  10. She picked up her phone from the counter (with clean hands).
    1. How clean are her hands now?
  11. She touched her eyes and face again (did she transmit some germs onto her face?).
  12. She opened the restroom doors touching the restroom door handle with her bare hands.
    1. How clean was that handle?
    2. Did her potentially newly contaminated hands (from faucet handle and/or her dirty phone) transmit additional germs to the door handle?

She went out to the real world, hugging, touching her friends, eating, drinking, and living her life happily. Could she have gotten sick from missing any of the above hand washing steps?

What was her Handwashing Score?

Turn on clean running water 1
Wet hands under water 1
Apply soap 1
Scrub PALMS 1
Scrub BACK of left hand 1
Scrub BACK of right hand 1
Scrub BETWEEN fingers 0
Scrub THUMB of left hand 0
Scrub THUMB of right hand 0
Scrub NAILS of left hand 0
Scrub NAILS of right hand 0
Scrub FINGERTIPS of left hand 0
Scrub FINGERTIPS of right hand 0
Scrub WRIST of left hand 0
Scrub WRIST of right hand 0
Rinse 1
Dry hands with a clean towel 1
Turn off water with a towel 0
Handwashing score 8

She did 8 out of 18 total hand washing steps.

In relation to the 12-handwashing scrubbing steps she did only 3 out of 12 steps (she washed her palms and backs of her hands only).

It is easy to see how even well-meaning people do not do a good enough job washing their hands. In our example, she had good intentions. If asked, she would honestly say that she washed her hands or that she always washes her hands.

But, doing it the way she did it, she missed so many proper hand washing steps. That technique that she demonstrated in real life while missing some hand washing steps, might potentially contribute to spreading germs to others.

That point is extremely important especially in our efforts to combat some diseases like infectious diarrhea (notoriously easy to spread Norovirus being one of them).

In addition to Norovirus, some other pathogens that we transmit via diarrhea and dirty hands include: E. coli, Salmonella, Shigella and others.

Dirty hands can also transmit germs from a upper respiratory infections, like the common cold, the flu or RSV.

Any of these germs could have been spread this way from incompletely washed hands.

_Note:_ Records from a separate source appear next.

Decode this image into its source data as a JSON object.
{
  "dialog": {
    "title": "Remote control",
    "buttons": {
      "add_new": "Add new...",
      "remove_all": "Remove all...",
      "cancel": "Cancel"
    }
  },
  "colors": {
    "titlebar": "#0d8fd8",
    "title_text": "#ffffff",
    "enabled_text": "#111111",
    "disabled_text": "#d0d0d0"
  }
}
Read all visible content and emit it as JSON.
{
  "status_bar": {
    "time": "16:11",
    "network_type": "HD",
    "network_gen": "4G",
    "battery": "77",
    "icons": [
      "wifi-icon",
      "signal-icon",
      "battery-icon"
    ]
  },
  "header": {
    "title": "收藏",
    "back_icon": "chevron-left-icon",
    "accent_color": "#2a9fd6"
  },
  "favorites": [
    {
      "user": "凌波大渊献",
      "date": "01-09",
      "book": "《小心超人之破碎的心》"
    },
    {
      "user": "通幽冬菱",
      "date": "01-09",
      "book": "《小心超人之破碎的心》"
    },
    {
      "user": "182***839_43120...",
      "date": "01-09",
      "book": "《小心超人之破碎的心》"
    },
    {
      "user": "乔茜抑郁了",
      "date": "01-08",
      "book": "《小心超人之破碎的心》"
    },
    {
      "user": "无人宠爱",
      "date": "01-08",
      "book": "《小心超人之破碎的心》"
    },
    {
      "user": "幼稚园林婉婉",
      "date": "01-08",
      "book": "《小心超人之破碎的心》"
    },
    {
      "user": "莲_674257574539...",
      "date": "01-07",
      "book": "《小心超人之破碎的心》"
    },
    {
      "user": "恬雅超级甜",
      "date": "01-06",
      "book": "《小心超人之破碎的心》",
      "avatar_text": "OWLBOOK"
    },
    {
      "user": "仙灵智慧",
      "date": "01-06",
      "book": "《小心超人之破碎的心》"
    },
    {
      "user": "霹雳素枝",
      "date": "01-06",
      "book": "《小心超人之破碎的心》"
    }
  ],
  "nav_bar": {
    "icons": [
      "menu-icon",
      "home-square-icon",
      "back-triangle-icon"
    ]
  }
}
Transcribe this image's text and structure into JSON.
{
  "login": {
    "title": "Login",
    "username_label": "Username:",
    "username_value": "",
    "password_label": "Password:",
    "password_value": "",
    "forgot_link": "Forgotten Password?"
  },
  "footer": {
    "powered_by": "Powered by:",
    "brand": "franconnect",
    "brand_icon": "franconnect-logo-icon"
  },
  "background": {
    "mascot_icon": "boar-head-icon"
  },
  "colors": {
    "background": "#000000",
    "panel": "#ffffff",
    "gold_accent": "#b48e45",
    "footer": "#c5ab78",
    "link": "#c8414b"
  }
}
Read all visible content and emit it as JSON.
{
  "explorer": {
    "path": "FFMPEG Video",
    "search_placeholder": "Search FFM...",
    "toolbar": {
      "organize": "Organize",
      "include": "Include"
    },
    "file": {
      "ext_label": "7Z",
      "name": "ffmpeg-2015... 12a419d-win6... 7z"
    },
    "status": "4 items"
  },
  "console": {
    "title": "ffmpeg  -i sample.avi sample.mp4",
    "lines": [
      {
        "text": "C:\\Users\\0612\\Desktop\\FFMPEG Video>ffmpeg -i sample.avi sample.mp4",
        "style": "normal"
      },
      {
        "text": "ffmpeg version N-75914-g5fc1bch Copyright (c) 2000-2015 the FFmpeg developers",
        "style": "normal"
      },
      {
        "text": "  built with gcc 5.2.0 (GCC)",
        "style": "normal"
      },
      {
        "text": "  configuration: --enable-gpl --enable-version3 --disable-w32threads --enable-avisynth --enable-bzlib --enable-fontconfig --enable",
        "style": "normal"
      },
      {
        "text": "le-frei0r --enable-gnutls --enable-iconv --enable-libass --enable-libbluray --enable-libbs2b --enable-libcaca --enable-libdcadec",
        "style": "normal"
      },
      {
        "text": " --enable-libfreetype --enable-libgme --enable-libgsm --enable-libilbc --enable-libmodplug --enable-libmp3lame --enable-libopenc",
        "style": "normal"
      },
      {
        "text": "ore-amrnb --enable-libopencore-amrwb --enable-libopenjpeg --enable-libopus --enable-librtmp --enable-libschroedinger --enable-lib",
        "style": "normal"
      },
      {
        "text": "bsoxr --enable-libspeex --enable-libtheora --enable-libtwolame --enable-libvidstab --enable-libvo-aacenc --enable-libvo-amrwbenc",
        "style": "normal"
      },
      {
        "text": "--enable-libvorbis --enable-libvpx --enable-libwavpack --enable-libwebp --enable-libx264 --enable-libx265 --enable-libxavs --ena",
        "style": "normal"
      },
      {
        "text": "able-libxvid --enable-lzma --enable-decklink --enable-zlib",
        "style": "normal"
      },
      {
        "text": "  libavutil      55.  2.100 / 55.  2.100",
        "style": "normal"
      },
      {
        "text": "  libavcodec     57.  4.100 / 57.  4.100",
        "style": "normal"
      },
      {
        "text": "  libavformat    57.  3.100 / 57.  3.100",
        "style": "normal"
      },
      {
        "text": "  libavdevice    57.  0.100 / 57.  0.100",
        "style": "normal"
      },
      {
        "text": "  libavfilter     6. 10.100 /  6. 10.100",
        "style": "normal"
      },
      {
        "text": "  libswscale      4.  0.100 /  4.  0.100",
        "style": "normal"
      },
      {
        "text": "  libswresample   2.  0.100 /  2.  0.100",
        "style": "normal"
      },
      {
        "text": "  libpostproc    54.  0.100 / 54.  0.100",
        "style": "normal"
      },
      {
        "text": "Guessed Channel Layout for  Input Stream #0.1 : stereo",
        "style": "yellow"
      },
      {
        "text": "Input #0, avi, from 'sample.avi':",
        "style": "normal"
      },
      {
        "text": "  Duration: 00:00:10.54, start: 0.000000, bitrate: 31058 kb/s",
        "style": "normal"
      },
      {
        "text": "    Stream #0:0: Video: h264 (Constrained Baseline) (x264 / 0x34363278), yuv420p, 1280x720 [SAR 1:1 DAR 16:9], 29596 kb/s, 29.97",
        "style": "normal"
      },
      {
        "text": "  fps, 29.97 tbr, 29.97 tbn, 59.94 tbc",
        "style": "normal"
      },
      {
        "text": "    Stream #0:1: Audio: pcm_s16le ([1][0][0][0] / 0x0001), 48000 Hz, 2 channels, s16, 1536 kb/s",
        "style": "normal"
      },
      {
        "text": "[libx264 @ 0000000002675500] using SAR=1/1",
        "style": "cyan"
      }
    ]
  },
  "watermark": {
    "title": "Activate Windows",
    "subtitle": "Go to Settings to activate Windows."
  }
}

Even clean hands that touch something dirty can undo the best of hand hygiene efforts.

While advising people to wash their hands for 20 seconds might have been a good initial public health strategy, more could be done.

We need to teach people healthy habits including how to wash their hands properly. Ideally, we would start proper hand washing instruction at an early age. That includes practicing all hand washing steps, especially handwashing scrub steps.

While teaching children is extremely important, adults might need a refresher and reminder too. as demonstrated in only one example shared in this story. People are capable of learning more and learn better. Let’s not underestimate people’s ability to learn.

What are your observations about how people wash their hands at home, work, in hotels, restaurants, airports, universities, hospitals or other public places? Are they doing it well? What could they do even better?